It might even be considered strange or esoteric to have intense feelings for nature. Spiritual experience has a hard time being heard in this rational world. There are many traditional types of religion though, and they have large quantities of followers. Millions of adherents make them important within cultural, public, political and economic contexts and their opinions are often taken into account during decision-making processes, especially concerning ethical issues.
They are very diverse and extend from the traditions of the Aborigines, Inuit, Hopi or San to the quiet, mostly unheeded experiences of countless individuals who simply call themselves nature lovers and assemble in ramblers’ associations or photo communities.
Green Spirit people are found in the culture of 'Mother Ocean' in surfer communities and in the modern shamanism and neo-paganism movements. All those who have made spiritual contact with nature and deduce certain ethical values from this experience have had a lack of common means to recognize each other until today. They have had no strong and recognizable voice to make their ethical values count within the chorus of other lobbyists.
If the touch of the Unexplainable stays ‘underground’ and unacknowledged, then our desperation stays secret, too. We hardly dare speak about it.
From members of Greenpeace and Friends of the Earth to Nobel peace prize winner Wangari Maahtai; from film director James Cameron (Avatar) to Al Gore; from the 13 Grandmothers to music bands like Omnia; from journalists like George Monbiot to scientists like Jane Goodall.
Science and legal studies are rather dry and colourless topics when it comes to people's enthusiasm. Almost all conservationists are actually committed for emotional reasons, but would rarely admit this. If scientific or legal reasons are put forward for purposes of nature conservation, decision-makers are legally obliged to take them into account to a certain extent. Therefore, these reasons are at the top of the list of reasons given by members of organisations such as Greenpeace, WWF or Friends of the Earth. Nevertheless, purely conservational positions are almost always weak in contrast to “IMPORTANT USES” like trade, industry, agriculture, road construction or housing development. The solely conservational approach of these advocates of nature is often shoved aside by the needs of investors and other ‘important’ users/ab-users of nature, the need to make money.
The idea that many people might want to ‘use’ a patch of nature for spiritual purposes has rarely been put forward so far. “Undeveloped” areas of land are often considered useless unless exploited in the name of some economic imperative.
But we feel they should be put aside and protected specifically as places where one can encounter the Unexplainable. Places where people can practice their emotional connection to nature, their natural spirituality. The right of people to have access to wild places in order to practice their nature religion should be protected as a human right – a right just as important as other people’s right to practice their type of religion. The conservation of nature and wild places is important to us for spiritual reasons. Nature is our religion.

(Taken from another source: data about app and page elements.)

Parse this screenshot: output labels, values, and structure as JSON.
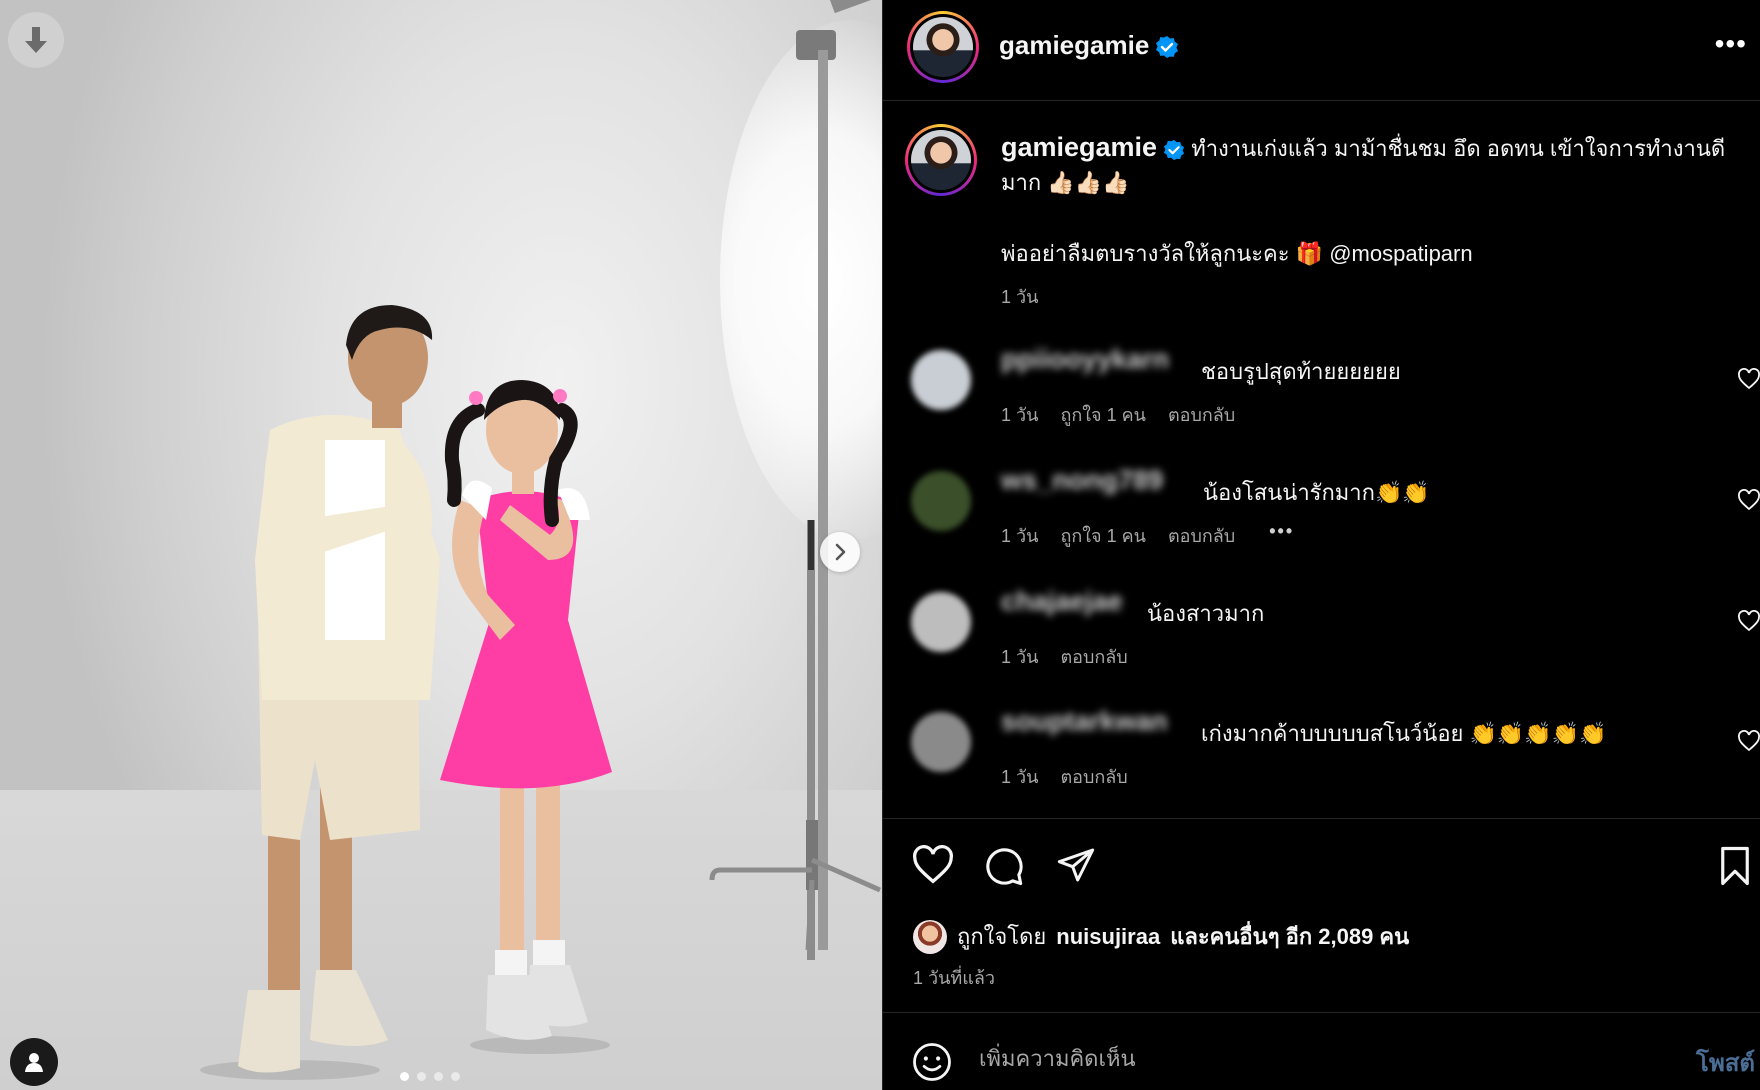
{
  "post": {
    "username": "gamiegamie",
    "more_icon": "more-horizontal-icon",
    "image_dots": {
      "count": 4,
      "active": 0
    }
  },
  "caption": {
    "username": "gamiegamie",
    "text": "ทำงานเก่งแล้ว มาม้าชื่นชม อึด อดทน เข้าใจการทำงานดีมาก 👍🏻👍🏻👍🏻",
    "line2": "พ่ออย่าลืมตบรางวัลให้ลูกนะคะ 🎁 @mospatiparn",
    "time": "1 วัน"
  },
  "comments": [
    {
      "username": "ppiiooyykarn",
      "text": "ชอบรูปสุดท้ายยยยยย",
      "time": "1 วัน",
      "likes": "ถูกใจ 1 คน",
      "reply": "ตอบกลับ",
      "more": "",
      "avatar_color": "#c9ced4"
    },
    {
      "username": "ws_nong789",
      "text": "น้องโสนน่ารักมาก👏👏",
      "time": "1 วัน",
      "likes": "ถูกใจ 1 คน",
      "reply": "ตอบกลับ",
      "more": "•••",
      "avatar_color": "#3b4f2a"
    },
    {
      "username": "chajaejae",
      "text": "น้องสาวมาก",
      "time": "1 วัน",
      "likes": "",
      "reply": "ตอบกลับ",
      "more": "",
      "avatar_color": "#bdbdbd"
    },
    {
      "username": "souptarkwan",
      "text": "เก่งมากค้าบบบบบสโนว์น้อย 👏👏👏👏👏",
      "time": "1 วัน",
      "likes": "",
      "reply": "ตอบกลับ",
      "more": "",
      "avatar_color": "#8a8a8a"
    }
  ],
  "actions": {
    "like_icon": "heart-icon",
    "comment_icon": "comment-icon",
    "share_icon": "send-icon",
    "save_icon": "bookmark-icon",
    "liked_by_prefix": "ถูกใจโดย",
    "liked_by_user": "nuisujiraa",
    "liked_by_suffix": "และคนอื่นๆ อีก 2,089 คน",
    "post_time": "1 วันที่แล้ว"
  },
  "comment_box": {
    "placeholder": "เพิ่มความคิดเห็น",
    "post_label": "โพสต์"
  },
  "colors": {
    "background": "#000000",
    "muted_text": "#a8a8a8",
    "verified": "#0095f6",
    "post_button": "#4a6e96",
    "dress": "#ff3ea5"
  }
}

Green Spirit principles are already promulgated by spokespeople all around the globe. But our fragmentation dissipates our power. The great Native American leader Peacemaker of the Haudenosaunee once used the metaphor of one arrow that is easily broken but a whole bundle of arrows is strong and unbreakable. The green-spirited people must unite to become a strong voice for the protection of this planet, for the protection of nature.